Of all the places in the Greater Bay Area, Nansha probably has the grandest ambitions. Once little more than a site of large deposits of alluvial sand, at the mouth of the Pearl River, today Nansha is being spoken of as the one true “core” of the Greater Bay’s development plan. Finance, technology, scientific research, and shipping are all being clustered here with a view to building a New Area that can propel the next stage of the region’s – and the country’s – growth.
To say it has come a long way from humble beginnings would be an understatement. Nansha only became a district of the provincial capital, Guangzhou, in 2005, when it was separated from the larger Panyu District. Back then, it was known for not much more than being the source of the sand that laid the foundations – literally – of Hong Kong’s real-estate boom in the post-war period. But already, its potential was being measured due to its location on the southernmost tip of Guangzhou. The country was embarking on a wave of experimentation after joining the WTO a few years before, and it was designating national-level New Areas around the country to launch experiments in economic reform. Nansha was the sixth of these, tapped for future stardom in 2012. (read our explainer of what a New Area is.)

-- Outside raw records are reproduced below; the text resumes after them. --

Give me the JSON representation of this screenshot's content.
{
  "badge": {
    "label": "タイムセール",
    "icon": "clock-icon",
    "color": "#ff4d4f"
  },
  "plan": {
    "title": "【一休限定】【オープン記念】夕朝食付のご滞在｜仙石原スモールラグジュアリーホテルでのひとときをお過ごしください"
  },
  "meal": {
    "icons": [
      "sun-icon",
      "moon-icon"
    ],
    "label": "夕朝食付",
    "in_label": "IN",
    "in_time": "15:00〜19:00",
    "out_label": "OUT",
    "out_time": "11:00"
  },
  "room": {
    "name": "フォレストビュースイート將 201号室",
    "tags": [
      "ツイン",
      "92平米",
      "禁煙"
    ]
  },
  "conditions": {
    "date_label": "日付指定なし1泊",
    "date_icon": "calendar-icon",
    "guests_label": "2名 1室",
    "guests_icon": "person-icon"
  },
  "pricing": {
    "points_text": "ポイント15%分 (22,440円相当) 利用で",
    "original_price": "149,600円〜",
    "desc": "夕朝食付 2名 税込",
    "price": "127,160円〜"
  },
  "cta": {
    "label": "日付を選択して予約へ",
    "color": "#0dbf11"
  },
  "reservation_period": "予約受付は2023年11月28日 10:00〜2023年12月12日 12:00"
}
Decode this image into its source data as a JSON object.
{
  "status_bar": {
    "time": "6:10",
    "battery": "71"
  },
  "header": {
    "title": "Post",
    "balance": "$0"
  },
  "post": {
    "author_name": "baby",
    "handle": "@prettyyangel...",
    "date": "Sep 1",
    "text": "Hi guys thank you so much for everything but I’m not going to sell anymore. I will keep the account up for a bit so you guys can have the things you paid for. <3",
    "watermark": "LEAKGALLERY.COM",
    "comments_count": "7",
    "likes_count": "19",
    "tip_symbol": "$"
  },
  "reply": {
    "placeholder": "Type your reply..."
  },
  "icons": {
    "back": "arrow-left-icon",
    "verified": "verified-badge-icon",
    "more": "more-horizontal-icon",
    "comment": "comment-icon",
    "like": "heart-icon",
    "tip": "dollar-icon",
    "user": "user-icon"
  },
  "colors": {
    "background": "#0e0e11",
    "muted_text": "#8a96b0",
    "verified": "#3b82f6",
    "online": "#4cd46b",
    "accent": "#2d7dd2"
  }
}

The provincial capital of Guangzhou is a megalopolis that combines old and new in fascinating ways. No matter if you are a history buff, or simply looking for place to spend a leisurely weekend, there are many fun and interesting options available. Here is a list of our top 10 must-go places. Please note that this is a big city, so planning your trip to each of these spots requires attention to transport details. Klook.com is our favorite, and they have affordable chauffeured tour options. You can do day-trips, now that high-speed train links make it easier, but we wouldn’t suggest it: better to take your time with hotel bookings and stay at least one night – or more.